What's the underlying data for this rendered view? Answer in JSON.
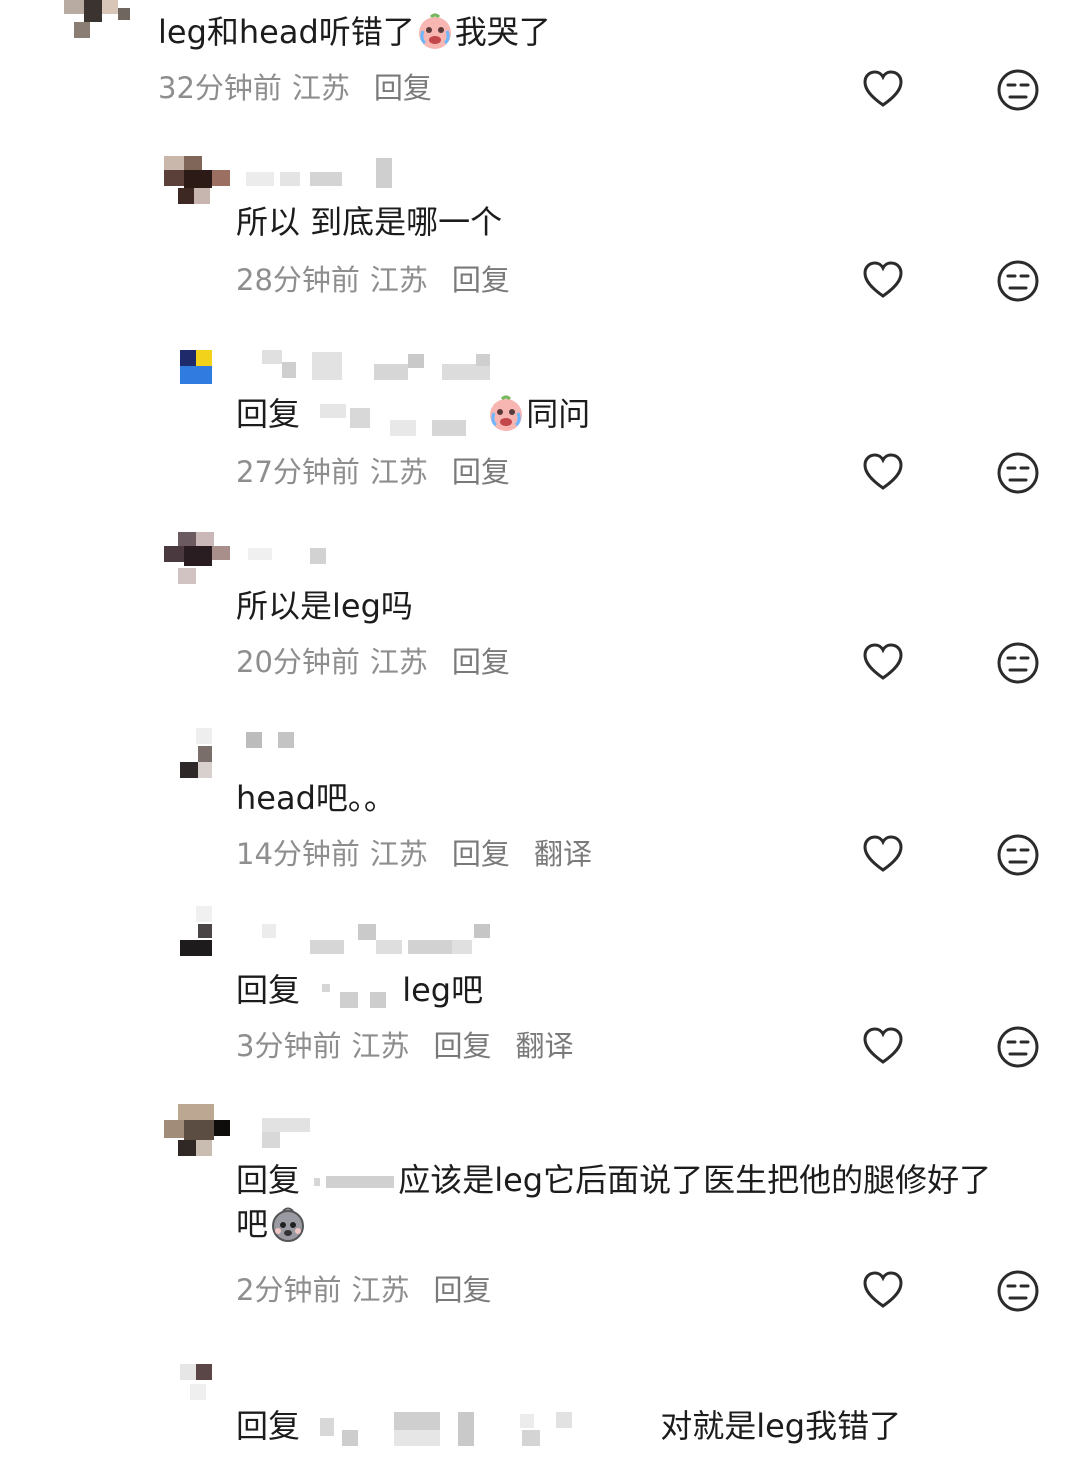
{
  "comments": [
    {
      "text": "leg和head听错了",
      "text_after_emoji": "我哭了",
      "time": "32分钟前",
      "location": "江苏",
      "reply": "回复"
    },
    {
      "text": "所以 到底是哪一个",
      "time": "28分钟前",
      "location": "江苏",
      "reply": "回复"
    },
    {
      "reply_prefix": "回复",
      "text": "同问",
      "time": "27分钟前",
      "location": "江苏",
      "reply": "回复"
    },
    {
      "text": "所以是leg吗",
      "time": "20分钟前",
      "location": "江苏",
      "reply": "回复"
    },
    {
      "text": "head吧。。",
      "time": "14分钟前",
      "location": "江苏",
      "reply": "回复",
      "translate": "翻译"
    },
    {
      "reply_prefix": "回复",
      "text": "leg吧",
      "time": "3分钟前",
      "location": "江苏",
      "reply": "回复",
      "translate": "翻译"
    },
    {
      "reply_prefix": "回复",
      "text": "应该是leg它后面说了医生把他的腿修好了",
      "text_line2": "吧",
      "time": "2分钟前",
      "location": "江苏",
      "reply": "回复"
    },
    {
      "reply_prefix": "回复",
      "text": "对就是leg我错了"
    }
  ],
  "icons": {
    "like": "heart-outline-icon",
    "dislike": "neutral-face-icon"
  },
  "colors": {
    "text": "#1c1c1c",
    "meta": "#8e8e8e",
    "icon": "#2b2b2b"
  }
}
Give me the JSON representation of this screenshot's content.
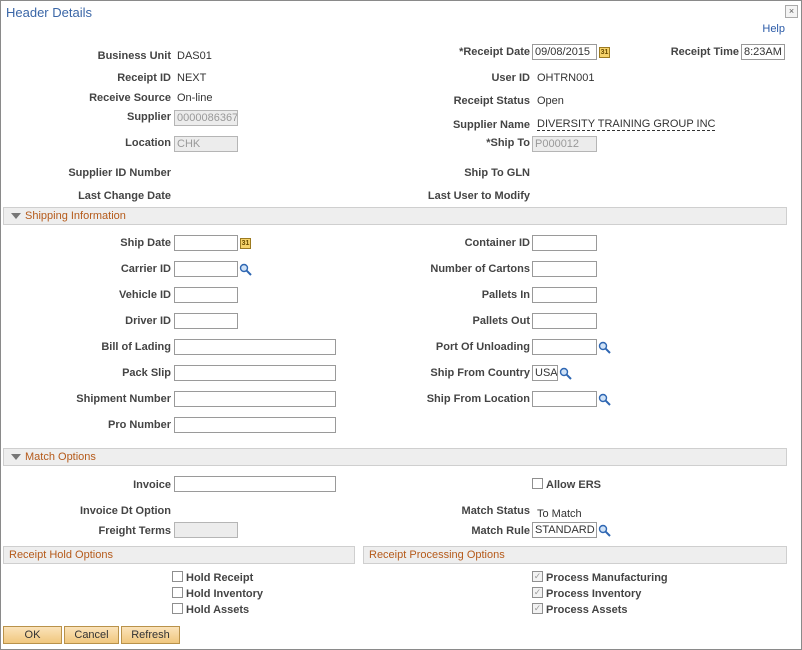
{
  "window": {
    "title": "Header Details",
    "close_glyph": "×",
    "help": "Help"
  },
  "header": {
    "business_unit_label": "Business Unit",
    "business_unit": "DAS01",
    "receipt_date_label": "*Receipt Date",
    "receipt_date": "09/08/2015",
    "receipt_time_label": "Receipt Time",
    "receipt_time": "8:23AM",
    "receipt_id_label": "Receipt ID",
    "receipt_id": "NEXT",
    "user_id_label": "User ID",
    "user_id": "OHTRN001",
    "receive_source_label": "Receive Source",
    "receive_source": "On-line",
    "receipt_status_label": "Receipt Status",
    "receipt_status": "Open",
    "supplier_label": "Supplier",
    "supplier": "0000086367",
    "supplier_name_label": "Supplier Name",
    "supplier_name": "DIVERSITY TRAINING GROUP INC",
    "location_label": "Location",
    "location": "CHK",
    "ship_to_label": "*Ship To",
    "ship_to": "P000012",
    "supplier_id_number_label": "Supplier ID Number",
    "ship_to_gln_label": "Ship To GLN",
    "last_change_date_label": "Last Change Date",
    "last_user_label": "Last User to Modify"
  },
  "shipping": {
    "title": "Shipping Information",
    "ship_date_label": "Ship Date",
    "ship_date": "",
    "container_id_label": "Container ID",
    "container_id": "",
    "carrier_id_label": "Carrier ID",
    "carrier_id": "",
    "number_of_cartons_label": "Number of Cartons",
    "number_of_cartons": "",
    "vehicle_id_label": "Vehicle ID",
    "vehicle_id": "",
    "pallets_in_label": "Pallets In",
    "pallets_in": "",
    "driver_id_label": "Driver ID",
    "driver_id": "",
    "pallets_out_label": "Pallets Out",
    "pallets_out": "",
    "bill_of_lading_label": "Bill of Lading",
    "bill_of_lading": "",
    "port_of_unloading_label": "Port Of Unloading",
    "port_of_unloading": "",
    "pack_slip_label": "Pack Slip",
    "pack_slip": "",
    "ship_from_country_label": "Ship From Country",
    "ship_from_country": "USA",
    "shipment_number_label": "Shipment Number",
    "shipment_number": "",
    "ship_from_location_label": "Ship From Location",
    "ship_from_location": "",
    "pro_number_label": "Pro Number",
    "pro_number": ""
  },
  "match": {
    "title": "Match Options",
    "invoice_label": "Invoice",
    "invoice": "",
    "allow_ers_label": "Allow ERS",
    "invoice_dt_option_label": "Invoice Dt Option",
    "match_status_label": "Match Status",
    "match_status": "To Match",
    "freight_terms_label": "Freight Terms",
    "freight_terms": "",
    "match_rule_label": "Match Rule",
    "match_rule": "STANDARD"
  },
  "hold": {
    "title": "Receipt Hold Options",
    "hold_receipt": "Hold Receipt",
    "hold_inventory": "Hold Inventory",
    "hold_assets": "Hold Assets"
  },
  "processing": {
    "title": "Receipt Processing Options",
    "process_manufacturing": "Process Manufacturing",
    "process_inventory": "Process Inventory",
    "process_assets": "Process Assets",
    "check_glyph": "✓"
  },
  "buttons": {
    "ok": "OK",
    "cancel": "Cancel",
    "refresh": "Refresh"
  },
  "icons": {
    "calendar": "31"
  },
  "colors": {
    "title": "#3a66a7",
    "section_label": "#b55a1a",
    "button": "#f0c77e"
  }
}
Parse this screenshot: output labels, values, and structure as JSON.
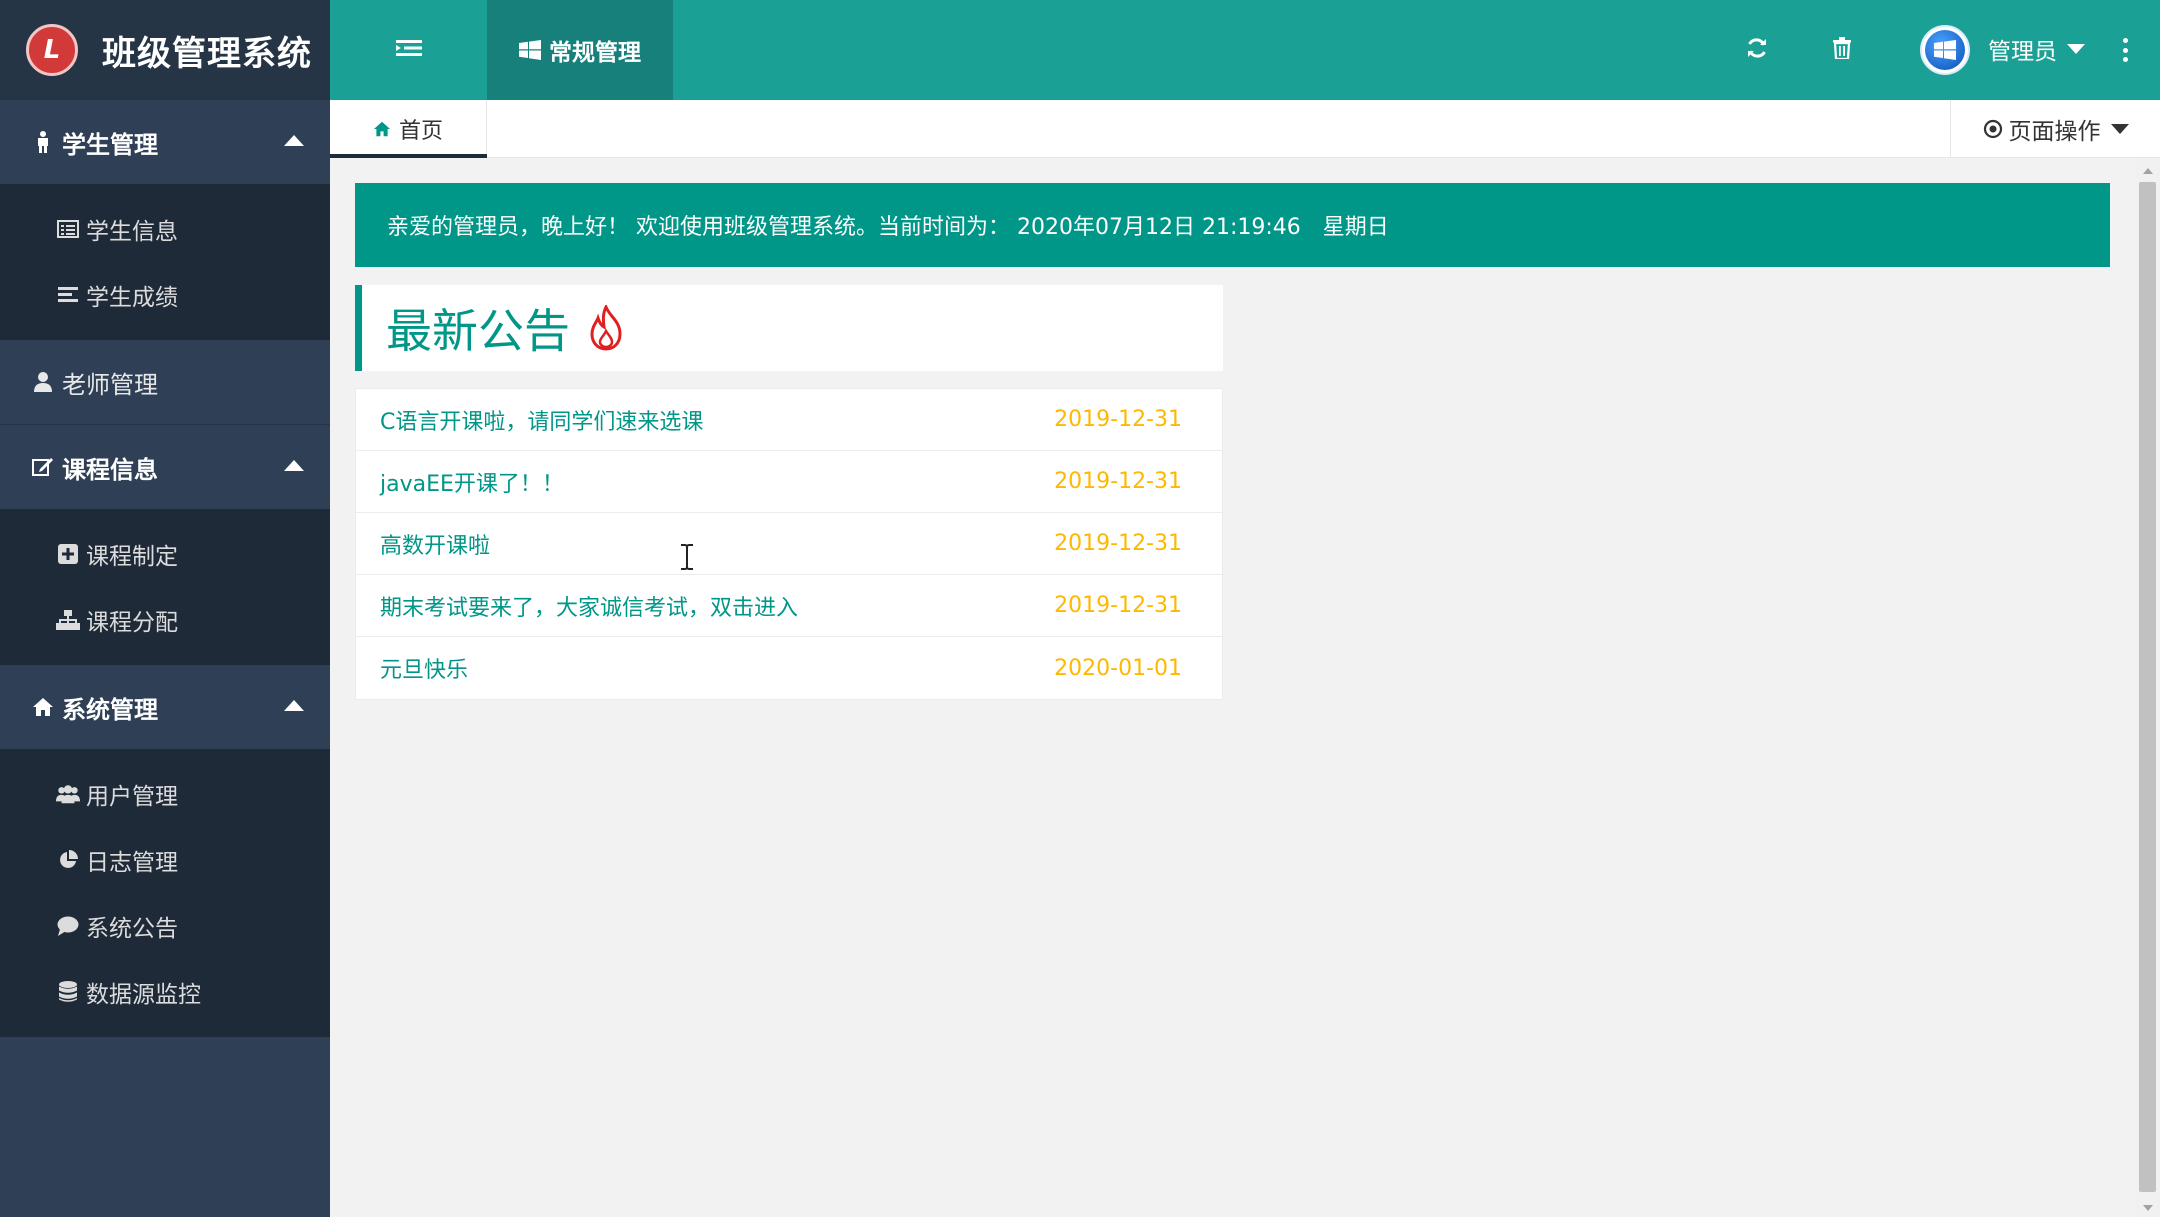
{
  "app": {
    "logo_text": "L",
    "title": "班级管理系统"
  },
  "sidebar": {
    "groups": [
      {
        "label": "学生管理",
        "expanded": true,
        "items": [
          {
            "label": "学生信息",
            "icon": "list-alt-icon"
          },
          {
            "label": "学生成绩",
            "icon": "align-left-icon"
          }
        ]
      },
      {
        "label": "老师管理",
        "expanded": false,
        "items": []
      },
      {
        "label": "课程信息",
        "expanded": true,
        "items": [
          {
            "label": "课程制定",
            "icon": "plus-square-icon"
          },
          {
            "label": "课程分配",
            "icon": "sitemap-icon"
          }
        ]
      },
      {
        "label": "系统管理",
        "expanded": true,
        "items": [
          {
            "label": "用户管理",
            "icon": "users-icon"
          },
          {
            "label": "日志管理",
            "icon": "pie-chart-icon"
          },
          {
            "label": "系统公告",
            "icon": "comment-icon"
          },
          {
            "label": "数据源监控",
            "icon": "database-icon"
          }
        ]
      }
    ]
  },
  "topbar": {
    "tab_label": "常规管理",
    "user_name": "管理员"
  },
  "tabs": {
    "home_label": "首页",
    "page_ops_label": "页面操作"
  },
  "welcome": {
    "text": "亲爱的管理员，晚上好！ 欢迎使用班级管理系统。当前时间为： 2020年07月12日 21:19:46　星期日"
  },
  "notices": {
    "title": "最新公告",
    "items": [
      {
        "text": "C语言开课啦，请同学们速来选课",
        "date": "2019-12-31"
      },
      {
        "text": "javaEE开课了！！",
        "date": "2019-12-31"
      },
      {
        "text": "高数开课啦",
        "date": "2019-12-31"
      },
      {
        "text": "期末考试要来了，大家诚信考试，双击进入",
        "date": "2019-12-31"
      },
      {
        "text": "元旦快乐",
        "date": "2020-01-01"
      }
    ]
  },
  "colors": {
    "sidebar_bg": "#2f4056",
    "topbar_bg": "#1aa094",
    "accent": "#009688",
    "date": "#ffb800"
  }
}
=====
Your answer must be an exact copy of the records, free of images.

* [Finished exercise]:
What's the underlying data for this rendered view? Answer in JSON.
{
  "comments": [
    {
      "text": "leg和head听错了",
      "text_after_emoji": "我哭了",
      "time": "32分钟前",
      "location": "江苏",
      "reply": "回复"
    },
    {
      "text": "所以 到底是哪一个",
      "time": "28分钟前",
      "location": "江苏",
      "reply": "回复"
    },
    {
      "reply_prefix": "回复",
      "text": "同问",
      "time": "27分钟前",
      "location": "江苏",
      "reply": "回复"
    },
    {
      "text": "所以是leg吗",
      "time": "20分钟前",
      "location": "江苏",
      "reply": "回复"
    },
    {
      "text": "head吧。。",
      "time": "14分钟前",
      "location": "江苏",
      "reply": "回复",
      "translate": "翻译"
    },
    {
      "reply_prefix": "回复",
      "text": "leg吧",
      "time": "3分钟前",
      "location": "江苏",
      "reply": "回复",
      "translate": "翻译"
    },
    {
      "reply_prefix": "回复",
      "text": "应该是leg它后面说了医生把他的腿修好了",
      "text_line2": "吧",
      "time": "2分钟前",
      "location": "江苏",
      "reply": "回复"
    },
    {
      "reply_prefix": "回复",
      "text": "对就是leg我错了"
    }
  ],
  "icons": {
    "like": "heart-outline-icon",
    "dislike": "neutral-face-icon"
  },
  "colors": {
    "text": "#1c1c1c",
    "meta": "#8e8e8e",
    "icon": "#2b2b2b"
  }
}
Give me the JSON representation of this screenshot's content.
{
  "window": {
    "title": "Header Details",
    "close_glyph": "×",
    "help": "Help"
  },
  "header": {
    "business_unit_label": "Business Unit",
    "business_unit": "DAS01",
    "receipt_date_label": "*Receipt Date",
    "receipt_date": "09/08/2015",
    "receipt_time_label": "Receipt Time",
    "receipt_time": "8:23AM",
    "receipt_id_label": "Receipt ID",
    "receipt_id": "NEXT",
    "user_id_label": "User ID",
    "user_id": "OHTRN001",
    "receive_source_label": "Receive Source",
    "receive_source": "On-line",
    "receipt_status_label": "Receipt Status",
    "receipt_status": "Open",
    "supplier_label": "Supplier",
    "supplier": "0000086367",
    "supplier_name_label": "Supplier Name",
    "supplier_name": "DIVERSITY TRAINING GROUP INC",
    "location_label": "Location",
    "location": "CHK",
    "ship_to_label": "*Ship To",
    "ship_to": "P000012",
    "supplier_id_number_label": "Supplier ID Number",
    "ship_to_gln_label": "Ship To GLN",
    "last_change_date_label": "Last Change Date",
    "last_user_label": "Last User to Modify"
  },
  "shipping": {
    "title": "Shipping Information",
    "ship_date_label": "Ship Date",
    "ship_date": "",
    "container_id_label": "Container ID",
    "container_id": "",
    "carrier_id_label": "Carrier ID",
    "carrier_id": "",
    "number_of_cartons_label": "Number of Cartons",
    "number_of_cartons": "",
    "vehicle_id_label": "Vehicle ID",
    "vehicle_id": "",
    "pallets_in_label": "Pallets In",
    "pallets_in": "",
    "driver_id_label": "Driver ID",
    "driver_id": "",
    "pallets_out_label": "Pallets Out",
    "pallets_out": "",
    "bill_of_lading_label": "Bill of Lading",
    "bill_of_lading": "",
    "port_of_unloading_label": "Port Of Unloading",
    "port_of_unloading": "",
    "pack_slip_label": "Pack Slip",
    "pack_slip": "",
    "ship_from_country_label": "Ship From Country",
    "ship_from_country": "USA",
    "shipment_number_label": "Shipment Number",
    "shipment_number": "",
    "ship_from_location_label": "Ship From Location",
    "ship_from_location": "",
    "pro_number_label": "Pro Number",
    "pro_number": ""
  },
  "match": {
    "title": "Match Options",
    "invoice_label": "Invoice",
    "invoice": "",
    "allow_ers_label": "Allow ERS",
    "invoice_dt_option_label": "Invoice Dt Option",
    "match_status_label": "Match Status",
    "match_status": "To Match",
    "freight_terms_label": "Freight Terms",
    "freight_terms": "",
    "match_rule_label": "Match Rule",
    "match_rule": "STANDARD"
  },
  "hold": {
    "title": "Receipt Hold Options",
    "hold_receipt": "Hold Receipt",
    "hold_inventory": "Hold Inventory",
    "hold_assets": "Hold Assets"
  },
  "processing": {
    "title": "Receipt Processing Options",
    "process_manufacturing": "Process Manufacturing",
    "process_inventory": "Process Inventory",
    "process_assets": "Process Assets",
    "check_glyph": "✓"
  },
  "buttons": {
    "ok": "OK",
    "cancel": "Cancel",
    "refresh": "Refresh"
  },
  "icons": {
    "calendar": "31"
  },
  "colors": {
    "title": "#3a66a7",
    "section_label": "#b55a1a",
    "button": "#f0c77e"
  }
}
Parse this screenshot: output labels, values, and structure as JSON.
{
  "app": {
    "logo_text": "L",
    "title": "班级管理系统"
  },
  "sidebar": {
    "groups": [
      {
        "label": "学生管理",
        "expanded": true,
        "items": [
          {
            "label": "学生信息",
            "icon": "list-alt-icon"
          },
          {
            "label": "学生成绩",
            "icon": "align-left-icon"
          }
        ]
      },
      {
        "label": "老师管理",
        "expanded": false,
        "items": []
      },
      {
        "label": "课程信息",
        "expanded": true,
        "items": [
          {
            "label": "课程制定",
            "icon": "plus-square-icon"
          },
          {
            "label": "课程分配",
            "icon": "sitemap-icon"
          }
        ]
      },
      {
        "label": "系统管理",
        "expanded": true,
        "items": [
          {
            "label": "用户管理",
            "icon": "users-icon"
          },
          {
            "label": "日志管理",
            "icon": "pie-chart-icon"
          },
          {
            "label": "系统公告",
            "icon": "comment-icon"
          },
          {
            "label": "数据源监控",
            "icon": "database-icon"
          }
        ]
      }
    ]
  },
  "topbar": {
    "tab_label": "常规管理",
    "user_name": "管理员"
  },
  "tabs": {
    "home_label": "首页",
    "page_ops_label": "页面操作"
  },
  "welcome": {
    "text": "亲爱的管理员，晚上好！ 欢迎使用班级管理系统。当前时间为： 2020年07月12日 21:19:46　星期日"
  },
  "notices": {
    "title": "最新公告",
    "items": [
      {
        "text": "C语言开课啦，请同学们速来选课",
        "date": "2019-12-31"
      },
      {
        "text": "javaEE开课了！！",
        "date": "2019-12-31"
      },
      {
        "text": "高数开课啦",
        "date": "2019-12-31"
      },
      {
        "text": "期末考试要来了，大家诚信考试，双击进入",
        "date": "2019-12-31"
      },
      {
        "text": "元旦快乐",
        "date": "2020-01-01"
      }
    ]
  },
  "colors": {
    "sidebar_bg": "#2f4056",
    "topbar_bg": "#1aa094",
    "accent": "#009688",
    "date": "#ffb800"
  }
}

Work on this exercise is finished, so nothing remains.